It’s all in the pastry
At the Lindeth Howe Country House Hotel in the Lake District they serve the world’s most expensive pudding* but according to one top, UK-based chef, it’s not the price of the desserts on your menu that are worth their weight in gold but rather finding a good pastry chef.
It used to be said that if you had cool hands, you’d be good at making pastry. In turn, this made you an ideal candidate for becoming a pastry chef but since pastry went all patisserie, recruiting staff for the dessert section has become more difficult.
According to Ernst van Zyl, the South African-born head chef at the 2AA Rosette Etrop Grange Hotel in Hale, Cheshire, good pastry chefs are now among the most sought after members of the kitchen brigade. Says Ernst, who devises and creates the deserts served in both the hotel’s brasserie and separate fine-dining restaurant: “It’s a question of confidence when it comes to puddings.
“Most chefs are good at devising and delivering savoury dishes. They know you can add a bit of this to boost flavour, leave a little something out next time if you need a bit more subtly but with desserts, you either come up with or follow a recipe and if that recipe calls for 2g of something, then that’s what you give it. It’s 2g for a reason. You have less room for manoeuvre in the desserts section. It’s more of a science, more technical and that makes a lot of people more nervous and less confident.
“I find my chefs are more afraid of the pastry section. A good pastry chef can therefore be worth his or her weight in gold and in my experience, female pastry chefs can sometimes have the edge over men as they tend to be more accurate and precise rather than work on a trial and error basis, which can be more of a male approach.”

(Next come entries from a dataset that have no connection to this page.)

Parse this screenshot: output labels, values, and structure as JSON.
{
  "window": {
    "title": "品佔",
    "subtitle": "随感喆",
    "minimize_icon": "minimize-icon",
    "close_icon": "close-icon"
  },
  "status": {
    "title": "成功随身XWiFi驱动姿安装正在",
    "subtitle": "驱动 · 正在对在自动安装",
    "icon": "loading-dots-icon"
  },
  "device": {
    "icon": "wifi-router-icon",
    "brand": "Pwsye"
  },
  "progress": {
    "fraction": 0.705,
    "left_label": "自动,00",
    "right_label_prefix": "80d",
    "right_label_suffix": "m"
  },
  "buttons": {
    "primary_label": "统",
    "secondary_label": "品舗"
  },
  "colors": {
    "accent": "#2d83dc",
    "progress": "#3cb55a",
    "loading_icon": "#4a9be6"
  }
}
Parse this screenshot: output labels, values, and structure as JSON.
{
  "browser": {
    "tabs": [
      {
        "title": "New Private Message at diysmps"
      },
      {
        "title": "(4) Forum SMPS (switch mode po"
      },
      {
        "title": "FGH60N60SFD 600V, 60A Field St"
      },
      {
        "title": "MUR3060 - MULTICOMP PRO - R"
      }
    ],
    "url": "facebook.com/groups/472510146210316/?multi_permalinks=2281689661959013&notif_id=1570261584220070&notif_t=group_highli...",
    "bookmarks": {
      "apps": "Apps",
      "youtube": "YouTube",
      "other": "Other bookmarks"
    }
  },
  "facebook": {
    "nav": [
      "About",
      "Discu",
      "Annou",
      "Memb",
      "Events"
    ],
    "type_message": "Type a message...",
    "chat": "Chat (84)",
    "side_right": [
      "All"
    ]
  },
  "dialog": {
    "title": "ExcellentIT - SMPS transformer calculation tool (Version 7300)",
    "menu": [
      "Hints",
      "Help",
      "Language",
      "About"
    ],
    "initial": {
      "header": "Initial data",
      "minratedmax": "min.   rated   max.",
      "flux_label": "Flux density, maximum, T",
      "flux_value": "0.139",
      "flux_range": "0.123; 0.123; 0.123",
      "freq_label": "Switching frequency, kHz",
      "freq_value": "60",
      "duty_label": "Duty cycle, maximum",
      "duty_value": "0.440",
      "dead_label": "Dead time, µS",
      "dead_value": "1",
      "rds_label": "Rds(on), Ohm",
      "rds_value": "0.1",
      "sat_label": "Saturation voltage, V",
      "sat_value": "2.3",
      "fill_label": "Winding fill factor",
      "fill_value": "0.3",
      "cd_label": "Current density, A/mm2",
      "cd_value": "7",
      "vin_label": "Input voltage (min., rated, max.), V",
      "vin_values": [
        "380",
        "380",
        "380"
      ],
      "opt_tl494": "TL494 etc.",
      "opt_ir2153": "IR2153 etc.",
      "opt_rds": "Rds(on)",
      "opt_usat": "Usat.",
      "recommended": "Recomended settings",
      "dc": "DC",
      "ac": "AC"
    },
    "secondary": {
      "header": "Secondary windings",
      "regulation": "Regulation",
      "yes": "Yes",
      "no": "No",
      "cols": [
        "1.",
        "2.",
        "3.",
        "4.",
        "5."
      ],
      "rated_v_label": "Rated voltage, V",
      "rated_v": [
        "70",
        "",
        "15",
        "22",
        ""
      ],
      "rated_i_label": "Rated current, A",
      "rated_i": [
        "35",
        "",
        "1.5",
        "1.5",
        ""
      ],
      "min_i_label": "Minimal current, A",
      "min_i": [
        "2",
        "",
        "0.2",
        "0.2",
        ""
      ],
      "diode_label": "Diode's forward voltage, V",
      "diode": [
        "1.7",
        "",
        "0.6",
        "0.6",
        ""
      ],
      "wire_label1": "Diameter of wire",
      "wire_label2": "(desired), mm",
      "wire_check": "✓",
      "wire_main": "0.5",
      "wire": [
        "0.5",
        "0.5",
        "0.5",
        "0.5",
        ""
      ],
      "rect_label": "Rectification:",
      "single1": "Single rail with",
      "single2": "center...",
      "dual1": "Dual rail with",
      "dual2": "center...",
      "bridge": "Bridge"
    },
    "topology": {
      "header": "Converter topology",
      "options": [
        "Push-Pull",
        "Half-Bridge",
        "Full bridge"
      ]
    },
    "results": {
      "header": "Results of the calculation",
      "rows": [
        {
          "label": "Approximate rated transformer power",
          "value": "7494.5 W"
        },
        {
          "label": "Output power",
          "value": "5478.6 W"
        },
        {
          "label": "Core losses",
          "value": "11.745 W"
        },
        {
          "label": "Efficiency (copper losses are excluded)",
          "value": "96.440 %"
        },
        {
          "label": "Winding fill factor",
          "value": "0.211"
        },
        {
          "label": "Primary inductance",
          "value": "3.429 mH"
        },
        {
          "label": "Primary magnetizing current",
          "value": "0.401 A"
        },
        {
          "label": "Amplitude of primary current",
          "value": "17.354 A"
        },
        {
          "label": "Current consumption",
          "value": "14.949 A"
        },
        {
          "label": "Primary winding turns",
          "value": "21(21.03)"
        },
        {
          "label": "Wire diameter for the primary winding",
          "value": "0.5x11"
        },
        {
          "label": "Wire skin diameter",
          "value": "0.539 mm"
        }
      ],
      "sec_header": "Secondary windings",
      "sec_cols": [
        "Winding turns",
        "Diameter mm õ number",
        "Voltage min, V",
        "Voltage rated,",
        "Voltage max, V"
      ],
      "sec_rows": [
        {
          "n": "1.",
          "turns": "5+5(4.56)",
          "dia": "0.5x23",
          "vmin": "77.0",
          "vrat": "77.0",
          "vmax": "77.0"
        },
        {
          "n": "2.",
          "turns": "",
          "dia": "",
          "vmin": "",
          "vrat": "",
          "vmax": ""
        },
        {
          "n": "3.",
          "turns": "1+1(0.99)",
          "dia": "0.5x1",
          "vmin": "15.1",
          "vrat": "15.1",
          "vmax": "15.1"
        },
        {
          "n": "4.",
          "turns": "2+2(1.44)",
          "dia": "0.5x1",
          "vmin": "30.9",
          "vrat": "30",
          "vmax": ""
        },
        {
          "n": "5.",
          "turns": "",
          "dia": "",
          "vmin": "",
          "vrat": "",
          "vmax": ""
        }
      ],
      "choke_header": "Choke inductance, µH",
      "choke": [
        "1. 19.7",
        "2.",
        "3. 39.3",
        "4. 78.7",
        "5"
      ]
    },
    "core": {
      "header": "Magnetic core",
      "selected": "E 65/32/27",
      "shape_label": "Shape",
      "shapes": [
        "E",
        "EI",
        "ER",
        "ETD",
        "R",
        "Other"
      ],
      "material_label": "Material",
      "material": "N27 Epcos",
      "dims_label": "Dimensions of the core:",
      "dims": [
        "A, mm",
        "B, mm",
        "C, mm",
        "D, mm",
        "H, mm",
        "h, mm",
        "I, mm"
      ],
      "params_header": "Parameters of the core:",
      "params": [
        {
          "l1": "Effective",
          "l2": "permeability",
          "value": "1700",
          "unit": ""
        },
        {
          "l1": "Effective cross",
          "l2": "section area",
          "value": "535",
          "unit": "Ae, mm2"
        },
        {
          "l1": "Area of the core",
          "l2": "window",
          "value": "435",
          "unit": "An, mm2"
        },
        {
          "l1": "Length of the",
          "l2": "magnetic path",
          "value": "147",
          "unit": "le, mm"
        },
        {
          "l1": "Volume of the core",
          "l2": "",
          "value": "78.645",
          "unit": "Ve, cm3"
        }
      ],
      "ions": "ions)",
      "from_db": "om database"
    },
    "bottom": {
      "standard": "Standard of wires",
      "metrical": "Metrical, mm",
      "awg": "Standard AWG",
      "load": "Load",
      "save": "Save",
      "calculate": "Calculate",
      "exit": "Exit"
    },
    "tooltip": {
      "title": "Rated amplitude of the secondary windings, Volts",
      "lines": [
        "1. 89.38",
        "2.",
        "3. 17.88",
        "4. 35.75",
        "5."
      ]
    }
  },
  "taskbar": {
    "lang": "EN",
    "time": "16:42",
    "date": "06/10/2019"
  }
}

So could a patisserie specialisation be for you? A quick scan of situations vacant within chefing definitely highlights a demand for pastry chefs with starting salaries for junior pastry chefs around the £16,000 per annum mark rising to the mid-twenties with some experience. Head pastry chefs, it would seem, can demand their own rate of pay within reason with “competitive” salaries promised to entice those with even more experience.
Being a pastry chef or patissier doesn’t always confine you to being part of a kitchen brigade in a hotel or restaurant either as Sarah Frankland is proof. Having worked at Mayfair’s Connaught Hotel for two and a half years when Angela Hartnett was restaurant chef-patron, Sarah studied patisserie one day a week at college.
She then left to work for Scottish-born patissier William Curley and his Japanese patissier wife Suzue, who together are proprietors of three London area chocolate and patisserie boutiques in Richmond-upon-Thames, Belgravia and in Harrods. Now just over six years on, Sarah, who originally hails from Folkestone in Kent, is head patissier at the couple’s Twickenham kitchen, where the boutiques’ chocolates, cakes and desserts are made. Says Sarah, whose ambition is to one day open her own patisserie/cafe in London: “I really enjoy what I do.
“The hours can still be hard especially in the run up to Christmas when there is more demand for our chocolates but I do believe patisserie has given me perhaps more opportunities to further to my career.”
Sarah’s yearning to make a name for herself as a patissier won her a scholarship worth £3,500 which enabled her to train for two months at a French patisserie college and then spend three weeks in Japan. Says Sarah: “Japan was fascinating and I’d love to go back there. The Japanese have really taken patisserie to heart with many Japanese patissiers now training in France and then going back home only mix what they’ve learnt with their own culture so for example, you’ll get patisserie with black and red beans.
“I was also able to go to New York where the fashion for dessert bars started. William introduced a dessert bar in his Belgravia boutique and it’s massively popular.”
Sarah also won last year’s inaugural Movenpick Gourmet Dessert Chef of the Year Competition. Held in partnership with the Craft Guild of Chefs, it required entrants to match one of the Swiss ice cream company’s ice cream flavours with a dessert of their innovation/choice. The finalists – six in all – then had to make their entry in a live cook-off held at Westminster Kingsway College. Sarah opted for Hazelnut ice cream served with a poached apple cannelloni with a jasmine mousse topped on a chocolate sable Breton.
Judge Allan Pickett said the competition “should act as inspiration for chefs to put desserts back on the menu and encourage a revival of a course that is so often seen as an after-thought rather than what could be the icing on the cake of a top class meal”. For her efforts, Sarah won a weekend for two to Switzerland.
Adds Sarah: “I was so excited to win and to be part of something that raises the profile of desserts.”
Perhaps you might want to consider if a shift to sweets could bring you your just desserts?